[[ Information provided open ]]

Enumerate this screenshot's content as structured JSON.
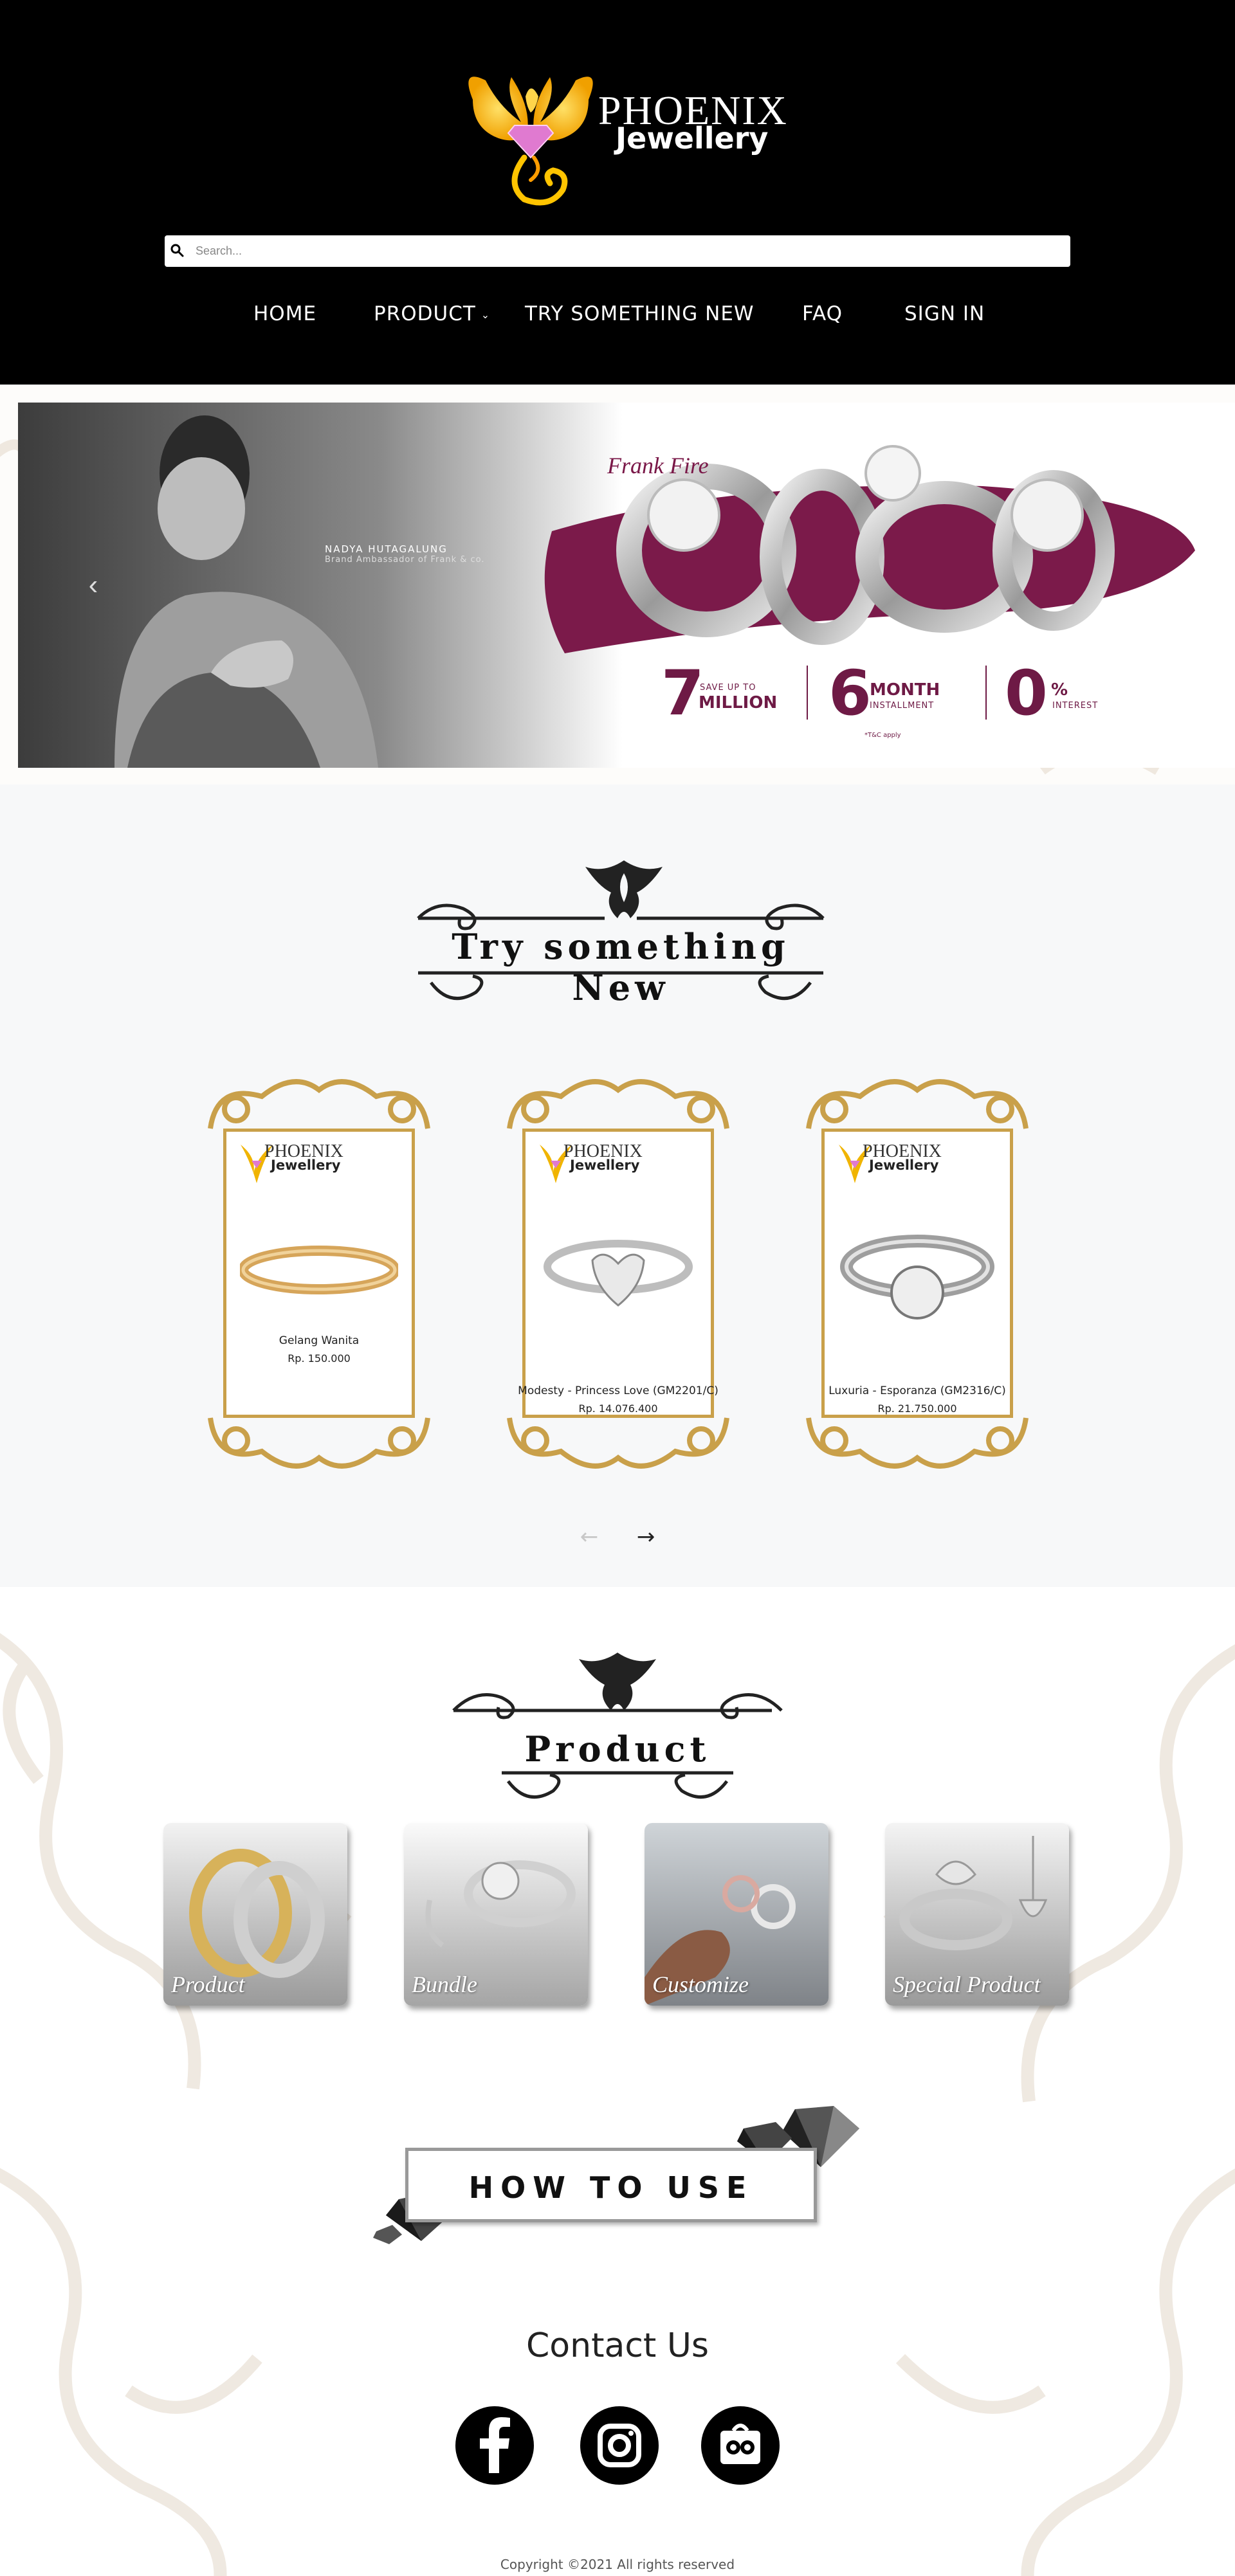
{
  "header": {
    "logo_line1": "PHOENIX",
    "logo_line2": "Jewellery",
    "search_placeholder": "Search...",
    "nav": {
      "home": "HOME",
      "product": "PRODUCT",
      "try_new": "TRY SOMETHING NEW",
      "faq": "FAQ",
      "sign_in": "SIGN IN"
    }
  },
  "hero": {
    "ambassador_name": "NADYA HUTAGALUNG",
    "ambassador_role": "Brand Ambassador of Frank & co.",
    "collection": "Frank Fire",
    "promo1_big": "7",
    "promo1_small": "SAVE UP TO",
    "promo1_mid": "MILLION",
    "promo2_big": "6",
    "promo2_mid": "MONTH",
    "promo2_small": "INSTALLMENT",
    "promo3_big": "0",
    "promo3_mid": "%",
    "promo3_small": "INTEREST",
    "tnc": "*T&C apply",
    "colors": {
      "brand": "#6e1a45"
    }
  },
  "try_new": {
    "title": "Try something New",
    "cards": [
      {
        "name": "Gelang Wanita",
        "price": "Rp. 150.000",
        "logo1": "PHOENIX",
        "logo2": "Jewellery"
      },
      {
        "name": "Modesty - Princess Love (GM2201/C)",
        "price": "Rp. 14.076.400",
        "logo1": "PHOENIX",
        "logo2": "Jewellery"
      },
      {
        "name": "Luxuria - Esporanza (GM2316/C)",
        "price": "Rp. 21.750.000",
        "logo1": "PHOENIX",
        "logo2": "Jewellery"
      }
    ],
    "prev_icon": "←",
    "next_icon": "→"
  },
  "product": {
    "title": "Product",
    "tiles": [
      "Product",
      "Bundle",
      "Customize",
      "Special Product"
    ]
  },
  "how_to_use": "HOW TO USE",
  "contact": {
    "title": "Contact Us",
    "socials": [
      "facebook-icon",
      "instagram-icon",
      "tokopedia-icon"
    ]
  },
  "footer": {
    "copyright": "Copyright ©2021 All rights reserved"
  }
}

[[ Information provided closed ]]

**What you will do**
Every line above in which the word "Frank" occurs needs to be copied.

**Exercise result**
    "ambassador_role": "Brand Ambassador of Frank & co.",
    "collection": "Frank Fire",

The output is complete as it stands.